The detection device itself consists of a snaking silver coil imbedded in a yellow fiberglass base, two blue metallic boxes, and a length of thick plastic that connects the boxes to the base and serves as a handle. A current coursing through the coil creates the magnetic field. By altering the duration, repetition rate, and frequency of the applied signals, Schiano is hoping to come up with a set of algorithms, or mathematical rules, to compensate for the unknown depth of the bomb and limit the piezo-electric effect.

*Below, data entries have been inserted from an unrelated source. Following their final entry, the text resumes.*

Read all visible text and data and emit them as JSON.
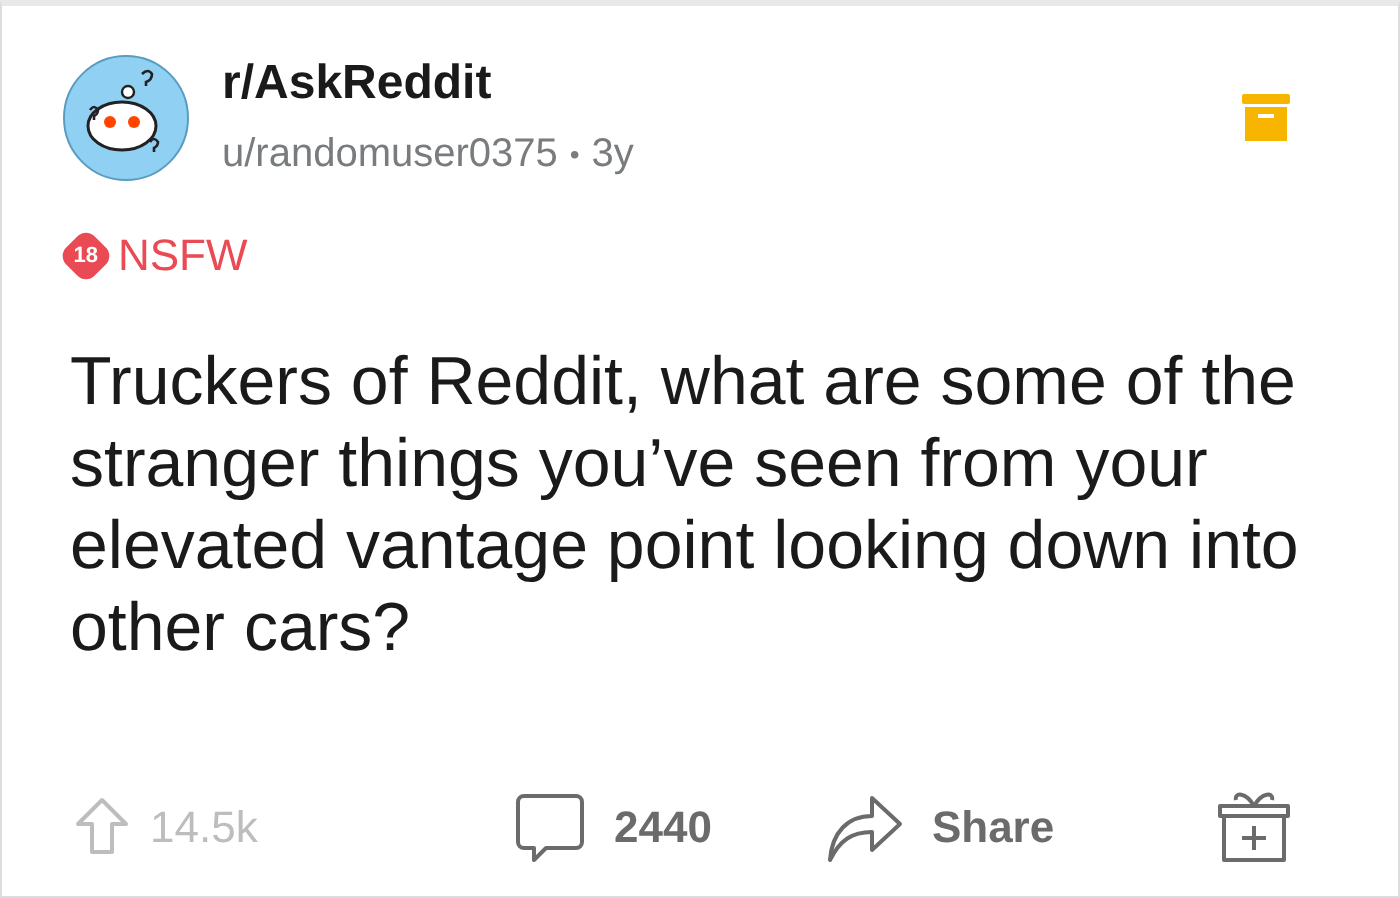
{
  "post": {
    "subreddit": "r/AskReddit",
    "author": "u/randomuser0375",
    "separator": "•",
    "age": "3y",
    "nsfw_badge": "18",
    "nsfw_label": "NSFW",
    "title": "Truckers of Reddit, what are some of the stranger things you’ve seen from your elevated vantage point looking down into other cars?"
  },
  "actions": {
    "votes": "14.5k",
    "comments": "2440",
    "share": "Share"
  }
}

When he is finished, the components of Schiano's laboratory will fit in a single box. Explosives hunters will carry the miniature lab in a bag slung over their shoulders. Turn on the box, and a magnetic field is created. Pass the box over the soil and that magnetic energy tugs and releases the nitrogen nuclei in the TNT. Maybe the signal is very small because the bomb is embedded deep within the soil. Or perhaps the signal is being masked by piezoelectricity. Schiano's feedback algorithms will compensate automatically. The device will either quicken or relax the time that elapses between the creation and collapse of the magnetic field, as well as increase or decrease the repetition rate of the signal. In this way, the device will be able to obtain the clearest response from the explosive and, at the same time, establish its location.

That is, if indeed there's a bomb to signal back.

Jeffrey L. Schiano, Ph.D., is assistant professor of electrical engineering in the College of Engineering, 227D EE West, University Park, PA 16802; 814-865- 5422; schiano@steinmetz.ee.psu.edu. His work is supported by the United States Army Construction Engineering Research Laboratories.

Last Updated September 01, 1998